- Opening Delimiter -

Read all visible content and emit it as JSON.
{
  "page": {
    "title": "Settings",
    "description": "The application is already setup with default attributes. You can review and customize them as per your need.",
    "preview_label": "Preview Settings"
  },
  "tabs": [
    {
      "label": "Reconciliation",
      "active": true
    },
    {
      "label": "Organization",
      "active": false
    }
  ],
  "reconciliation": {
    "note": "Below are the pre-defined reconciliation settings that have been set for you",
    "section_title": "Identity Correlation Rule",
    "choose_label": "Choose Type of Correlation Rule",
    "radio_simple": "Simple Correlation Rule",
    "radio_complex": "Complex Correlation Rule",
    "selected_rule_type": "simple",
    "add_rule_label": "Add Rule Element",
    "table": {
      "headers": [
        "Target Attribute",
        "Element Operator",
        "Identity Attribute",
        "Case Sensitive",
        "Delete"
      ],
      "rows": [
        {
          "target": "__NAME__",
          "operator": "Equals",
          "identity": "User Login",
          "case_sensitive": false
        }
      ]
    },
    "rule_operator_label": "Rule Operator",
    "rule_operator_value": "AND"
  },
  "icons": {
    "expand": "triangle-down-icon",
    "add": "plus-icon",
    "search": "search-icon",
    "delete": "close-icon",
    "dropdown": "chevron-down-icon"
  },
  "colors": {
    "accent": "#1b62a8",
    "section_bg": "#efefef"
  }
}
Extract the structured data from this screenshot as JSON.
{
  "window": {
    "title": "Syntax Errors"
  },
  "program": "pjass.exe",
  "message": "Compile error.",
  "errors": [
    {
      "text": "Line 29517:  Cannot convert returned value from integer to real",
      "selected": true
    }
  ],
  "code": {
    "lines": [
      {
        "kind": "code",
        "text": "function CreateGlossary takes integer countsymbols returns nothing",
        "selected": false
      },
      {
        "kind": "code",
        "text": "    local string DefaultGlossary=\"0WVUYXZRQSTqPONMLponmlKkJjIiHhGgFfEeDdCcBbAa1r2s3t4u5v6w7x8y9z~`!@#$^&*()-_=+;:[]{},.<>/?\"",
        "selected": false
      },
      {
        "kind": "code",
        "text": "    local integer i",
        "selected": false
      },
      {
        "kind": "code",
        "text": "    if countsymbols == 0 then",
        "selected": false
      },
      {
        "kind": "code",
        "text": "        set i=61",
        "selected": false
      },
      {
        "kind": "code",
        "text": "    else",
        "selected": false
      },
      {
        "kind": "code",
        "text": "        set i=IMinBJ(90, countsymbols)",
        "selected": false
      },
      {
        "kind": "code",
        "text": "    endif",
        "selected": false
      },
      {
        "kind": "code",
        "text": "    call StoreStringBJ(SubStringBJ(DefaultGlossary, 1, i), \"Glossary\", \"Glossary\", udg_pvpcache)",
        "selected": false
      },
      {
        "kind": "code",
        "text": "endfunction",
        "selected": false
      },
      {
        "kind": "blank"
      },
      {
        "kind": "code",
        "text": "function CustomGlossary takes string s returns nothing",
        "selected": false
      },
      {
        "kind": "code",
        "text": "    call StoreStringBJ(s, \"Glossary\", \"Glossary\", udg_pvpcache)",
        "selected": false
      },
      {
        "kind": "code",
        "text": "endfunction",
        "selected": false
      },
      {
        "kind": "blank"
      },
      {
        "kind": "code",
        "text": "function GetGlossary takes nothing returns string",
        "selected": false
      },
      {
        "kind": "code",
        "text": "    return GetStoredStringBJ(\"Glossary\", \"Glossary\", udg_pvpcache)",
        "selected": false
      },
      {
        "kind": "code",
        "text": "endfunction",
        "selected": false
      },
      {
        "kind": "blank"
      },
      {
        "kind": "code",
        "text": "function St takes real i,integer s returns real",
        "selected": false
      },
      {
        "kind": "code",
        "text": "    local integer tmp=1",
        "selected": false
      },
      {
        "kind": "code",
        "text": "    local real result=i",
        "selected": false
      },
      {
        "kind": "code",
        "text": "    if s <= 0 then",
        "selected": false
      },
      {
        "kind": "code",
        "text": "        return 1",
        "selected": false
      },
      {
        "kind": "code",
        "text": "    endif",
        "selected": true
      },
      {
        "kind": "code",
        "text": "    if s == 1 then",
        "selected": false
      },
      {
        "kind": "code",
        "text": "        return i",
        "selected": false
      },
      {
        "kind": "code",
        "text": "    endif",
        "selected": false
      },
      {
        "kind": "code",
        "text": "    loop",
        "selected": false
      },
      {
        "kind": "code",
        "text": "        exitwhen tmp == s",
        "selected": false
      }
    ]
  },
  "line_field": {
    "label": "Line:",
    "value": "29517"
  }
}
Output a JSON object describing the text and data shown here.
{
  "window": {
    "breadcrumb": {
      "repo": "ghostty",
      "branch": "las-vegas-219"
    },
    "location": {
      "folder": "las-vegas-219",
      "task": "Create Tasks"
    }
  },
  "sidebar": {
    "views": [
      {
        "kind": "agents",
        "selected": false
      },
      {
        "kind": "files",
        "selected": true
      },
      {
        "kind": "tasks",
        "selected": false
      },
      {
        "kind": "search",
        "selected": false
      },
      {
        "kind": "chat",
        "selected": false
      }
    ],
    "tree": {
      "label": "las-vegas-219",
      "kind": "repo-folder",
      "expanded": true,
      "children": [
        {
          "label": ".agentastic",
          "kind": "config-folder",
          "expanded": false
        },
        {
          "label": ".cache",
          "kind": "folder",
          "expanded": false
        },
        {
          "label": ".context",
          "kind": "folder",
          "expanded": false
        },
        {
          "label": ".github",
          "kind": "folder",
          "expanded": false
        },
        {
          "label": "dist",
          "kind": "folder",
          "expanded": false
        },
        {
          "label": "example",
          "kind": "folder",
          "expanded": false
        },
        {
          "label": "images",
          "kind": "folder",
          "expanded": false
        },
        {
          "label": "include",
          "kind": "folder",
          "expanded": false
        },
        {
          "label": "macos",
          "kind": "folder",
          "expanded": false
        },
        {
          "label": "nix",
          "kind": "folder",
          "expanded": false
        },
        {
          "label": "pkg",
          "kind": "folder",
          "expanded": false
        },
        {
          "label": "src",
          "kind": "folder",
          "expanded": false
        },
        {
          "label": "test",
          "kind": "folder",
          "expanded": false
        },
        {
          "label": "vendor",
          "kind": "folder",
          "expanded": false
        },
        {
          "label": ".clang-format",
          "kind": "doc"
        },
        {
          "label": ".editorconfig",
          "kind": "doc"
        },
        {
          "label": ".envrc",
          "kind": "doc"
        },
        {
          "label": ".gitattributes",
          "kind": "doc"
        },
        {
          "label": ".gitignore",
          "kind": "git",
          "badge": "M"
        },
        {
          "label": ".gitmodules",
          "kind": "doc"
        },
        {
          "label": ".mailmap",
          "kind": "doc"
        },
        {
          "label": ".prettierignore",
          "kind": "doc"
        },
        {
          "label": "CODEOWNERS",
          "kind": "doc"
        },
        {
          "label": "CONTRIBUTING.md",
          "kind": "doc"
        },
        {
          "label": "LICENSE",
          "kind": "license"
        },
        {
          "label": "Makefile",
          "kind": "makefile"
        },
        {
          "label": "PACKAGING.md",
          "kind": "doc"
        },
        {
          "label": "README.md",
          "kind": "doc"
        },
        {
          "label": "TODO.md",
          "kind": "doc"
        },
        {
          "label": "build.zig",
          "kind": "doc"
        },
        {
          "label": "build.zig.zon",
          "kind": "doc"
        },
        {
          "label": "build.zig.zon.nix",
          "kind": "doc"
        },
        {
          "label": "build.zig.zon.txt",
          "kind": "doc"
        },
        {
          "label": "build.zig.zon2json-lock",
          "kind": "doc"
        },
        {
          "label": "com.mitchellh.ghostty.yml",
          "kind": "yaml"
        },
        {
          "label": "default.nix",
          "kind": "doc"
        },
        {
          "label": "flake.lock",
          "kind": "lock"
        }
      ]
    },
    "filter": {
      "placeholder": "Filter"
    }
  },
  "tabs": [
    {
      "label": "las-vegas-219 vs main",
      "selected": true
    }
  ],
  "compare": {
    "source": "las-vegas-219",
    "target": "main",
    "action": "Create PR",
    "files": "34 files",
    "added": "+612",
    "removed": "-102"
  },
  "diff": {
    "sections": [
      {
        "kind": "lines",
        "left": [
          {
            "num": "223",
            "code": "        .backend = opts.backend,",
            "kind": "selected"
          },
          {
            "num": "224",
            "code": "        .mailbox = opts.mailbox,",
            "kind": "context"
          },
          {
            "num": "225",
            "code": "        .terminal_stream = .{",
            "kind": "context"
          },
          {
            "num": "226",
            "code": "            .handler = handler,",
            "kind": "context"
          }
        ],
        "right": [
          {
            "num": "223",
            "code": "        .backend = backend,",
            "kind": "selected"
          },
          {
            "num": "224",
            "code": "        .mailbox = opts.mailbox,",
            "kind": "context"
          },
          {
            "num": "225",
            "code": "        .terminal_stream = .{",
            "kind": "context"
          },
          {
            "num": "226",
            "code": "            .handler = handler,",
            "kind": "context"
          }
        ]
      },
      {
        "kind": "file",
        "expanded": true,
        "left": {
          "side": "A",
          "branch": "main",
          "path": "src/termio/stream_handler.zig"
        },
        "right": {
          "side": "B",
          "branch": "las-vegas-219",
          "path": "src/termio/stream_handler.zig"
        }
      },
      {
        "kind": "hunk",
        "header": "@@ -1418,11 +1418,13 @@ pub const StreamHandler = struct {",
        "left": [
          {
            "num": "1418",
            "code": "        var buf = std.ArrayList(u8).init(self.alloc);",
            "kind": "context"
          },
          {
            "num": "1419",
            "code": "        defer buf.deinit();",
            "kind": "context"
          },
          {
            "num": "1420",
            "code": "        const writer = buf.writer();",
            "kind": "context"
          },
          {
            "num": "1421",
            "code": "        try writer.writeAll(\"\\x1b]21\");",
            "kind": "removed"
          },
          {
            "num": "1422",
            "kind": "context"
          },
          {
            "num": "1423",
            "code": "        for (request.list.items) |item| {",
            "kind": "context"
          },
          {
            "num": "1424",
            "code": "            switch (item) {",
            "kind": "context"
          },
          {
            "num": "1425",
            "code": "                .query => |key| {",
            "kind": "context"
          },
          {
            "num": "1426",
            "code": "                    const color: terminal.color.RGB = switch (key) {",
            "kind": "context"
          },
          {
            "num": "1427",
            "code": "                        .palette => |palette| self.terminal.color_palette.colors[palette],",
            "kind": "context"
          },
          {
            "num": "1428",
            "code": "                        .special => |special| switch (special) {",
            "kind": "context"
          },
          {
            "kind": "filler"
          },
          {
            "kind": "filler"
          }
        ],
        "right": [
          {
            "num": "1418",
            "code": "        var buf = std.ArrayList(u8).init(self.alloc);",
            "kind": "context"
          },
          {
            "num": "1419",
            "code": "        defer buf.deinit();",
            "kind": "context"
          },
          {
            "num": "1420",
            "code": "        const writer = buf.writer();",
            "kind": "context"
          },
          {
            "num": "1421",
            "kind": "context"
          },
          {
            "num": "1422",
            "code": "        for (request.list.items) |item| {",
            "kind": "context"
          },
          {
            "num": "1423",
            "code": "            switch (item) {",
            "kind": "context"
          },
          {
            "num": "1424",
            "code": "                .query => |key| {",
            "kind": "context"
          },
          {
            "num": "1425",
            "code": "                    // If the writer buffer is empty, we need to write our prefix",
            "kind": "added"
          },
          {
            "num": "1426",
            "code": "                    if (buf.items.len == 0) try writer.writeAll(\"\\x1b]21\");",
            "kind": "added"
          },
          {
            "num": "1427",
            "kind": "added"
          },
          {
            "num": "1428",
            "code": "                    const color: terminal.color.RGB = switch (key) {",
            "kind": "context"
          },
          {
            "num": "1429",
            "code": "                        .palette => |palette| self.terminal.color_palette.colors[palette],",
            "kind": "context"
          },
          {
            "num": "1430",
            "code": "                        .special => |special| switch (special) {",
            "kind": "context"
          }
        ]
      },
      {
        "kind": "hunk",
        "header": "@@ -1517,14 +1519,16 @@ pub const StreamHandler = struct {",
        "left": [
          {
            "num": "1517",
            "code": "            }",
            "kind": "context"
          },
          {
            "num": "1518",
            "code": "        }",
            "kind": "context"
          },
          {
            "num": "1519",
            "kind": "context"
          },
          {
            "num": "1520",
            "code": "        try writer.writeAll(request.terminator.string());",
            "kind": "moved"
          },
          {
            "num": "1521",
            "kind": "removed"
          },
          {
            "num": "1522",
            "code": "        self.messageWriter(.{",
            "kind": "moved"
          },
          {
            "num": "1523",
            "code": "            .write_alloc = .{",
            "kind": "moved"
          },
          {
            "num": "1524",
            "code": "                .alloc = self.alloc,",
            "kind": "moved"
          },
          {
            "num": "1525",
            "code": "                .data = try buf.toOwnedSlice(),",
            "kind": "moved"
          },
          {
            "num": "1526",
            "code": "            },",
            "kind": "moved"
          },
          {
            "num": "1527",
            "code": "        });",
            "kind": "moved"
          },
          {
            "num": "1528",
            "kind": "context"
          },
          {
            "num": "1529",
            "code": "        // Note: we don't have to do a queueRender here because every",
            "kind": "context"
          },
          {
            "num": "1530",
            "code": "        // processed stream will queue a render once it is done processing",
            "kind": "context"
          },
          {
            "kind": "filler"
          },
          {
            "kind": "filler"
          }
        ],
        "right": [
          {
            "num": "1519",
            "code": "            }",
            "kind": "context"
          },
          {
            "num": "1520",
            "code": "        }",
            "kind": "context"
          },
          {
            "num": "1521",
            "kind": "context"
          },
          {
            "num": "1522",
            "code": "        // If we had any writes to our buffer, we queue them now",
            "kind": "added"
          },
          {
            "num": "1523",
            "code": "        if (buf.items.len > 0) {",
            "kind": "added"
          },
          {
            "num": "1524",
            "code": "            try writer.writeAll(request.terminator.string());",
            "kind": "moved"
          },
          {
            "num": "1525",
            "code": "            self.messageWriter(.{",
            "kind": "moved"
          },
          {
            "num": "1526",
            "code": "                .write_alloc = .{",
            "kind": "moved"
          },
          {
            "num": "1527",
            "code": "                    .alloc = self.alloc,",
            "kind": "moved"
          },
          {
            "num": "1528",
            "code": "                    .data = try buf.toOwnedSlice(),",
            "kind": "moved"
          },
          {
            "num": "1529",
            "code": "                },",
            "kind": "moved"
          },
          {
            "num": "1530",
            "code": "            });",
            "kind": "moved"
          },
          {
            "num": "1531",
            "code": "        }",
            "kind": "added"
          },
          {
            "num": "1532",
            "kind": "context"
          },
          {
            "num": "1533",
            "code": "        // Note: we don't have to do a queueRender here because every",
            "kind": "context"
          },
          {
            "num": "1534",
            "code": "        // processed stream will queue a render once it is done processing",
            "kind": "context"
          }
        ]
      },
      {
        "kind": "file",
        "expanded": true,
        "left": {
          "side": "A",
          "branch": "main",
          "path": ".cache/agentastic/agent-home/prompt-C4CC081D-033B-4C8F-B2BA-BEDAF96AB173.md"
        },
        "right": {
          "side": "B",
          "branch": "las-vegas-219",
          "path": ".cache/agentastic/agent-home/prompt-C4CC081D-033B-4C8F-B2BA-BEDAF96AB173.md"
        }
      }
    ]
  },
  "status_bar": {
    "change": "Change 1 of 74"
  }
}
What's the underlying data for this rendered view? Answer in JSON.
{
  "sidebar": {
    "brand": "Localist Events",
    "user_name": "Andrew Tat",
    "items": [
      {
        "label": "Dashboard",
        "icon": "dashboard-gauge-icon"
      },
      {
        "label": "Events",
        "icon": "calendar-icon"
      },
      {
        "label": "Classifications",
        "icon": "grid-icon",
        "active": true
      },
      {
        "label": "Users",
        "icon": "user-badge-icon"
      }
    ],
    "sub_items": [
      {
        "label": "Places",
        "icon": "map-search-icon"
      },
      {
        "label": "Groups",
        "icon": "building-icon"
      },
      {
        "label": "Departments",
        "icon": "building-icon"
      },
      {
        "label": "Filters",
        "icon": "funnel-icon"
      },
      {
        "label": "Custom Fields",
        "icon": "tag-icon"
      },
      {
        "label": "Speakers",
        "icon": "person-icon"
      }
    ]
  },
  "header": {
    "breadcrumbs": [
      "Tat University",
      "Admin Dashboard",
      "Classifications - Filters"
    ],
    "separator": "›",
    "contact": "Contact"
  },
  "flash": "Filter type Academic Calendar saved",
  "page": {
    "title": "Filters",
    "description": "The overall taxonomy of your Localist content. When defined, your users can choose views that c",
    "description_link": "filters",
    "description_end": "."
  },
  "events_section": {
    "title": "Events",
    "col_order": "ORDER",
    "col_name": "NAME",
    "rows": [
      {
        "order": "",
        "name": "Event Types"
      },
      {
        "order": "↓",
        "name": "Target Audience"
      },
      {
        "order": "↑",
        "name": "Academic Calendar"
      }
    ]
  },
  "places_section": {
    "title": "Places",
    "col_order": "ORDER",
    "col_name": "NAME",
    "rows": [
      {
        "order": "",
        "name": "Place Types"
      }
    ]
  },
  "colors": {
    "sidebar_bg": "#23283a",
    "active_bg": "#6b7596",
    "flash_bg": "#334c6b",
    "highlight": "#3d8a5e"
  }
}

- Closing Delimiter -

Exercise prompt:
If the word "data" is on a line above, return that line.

Output below:
Extract the structured data from this screenshot as JSON.
Output a JSON object describing the text and data shown here.
            "code": "                .data = try buf.toOwnedSlice(),",
            "code": "                    .data = try buf.toOwnedSlice(),",
What's the underlying data for this rendered view? Answer in JSON.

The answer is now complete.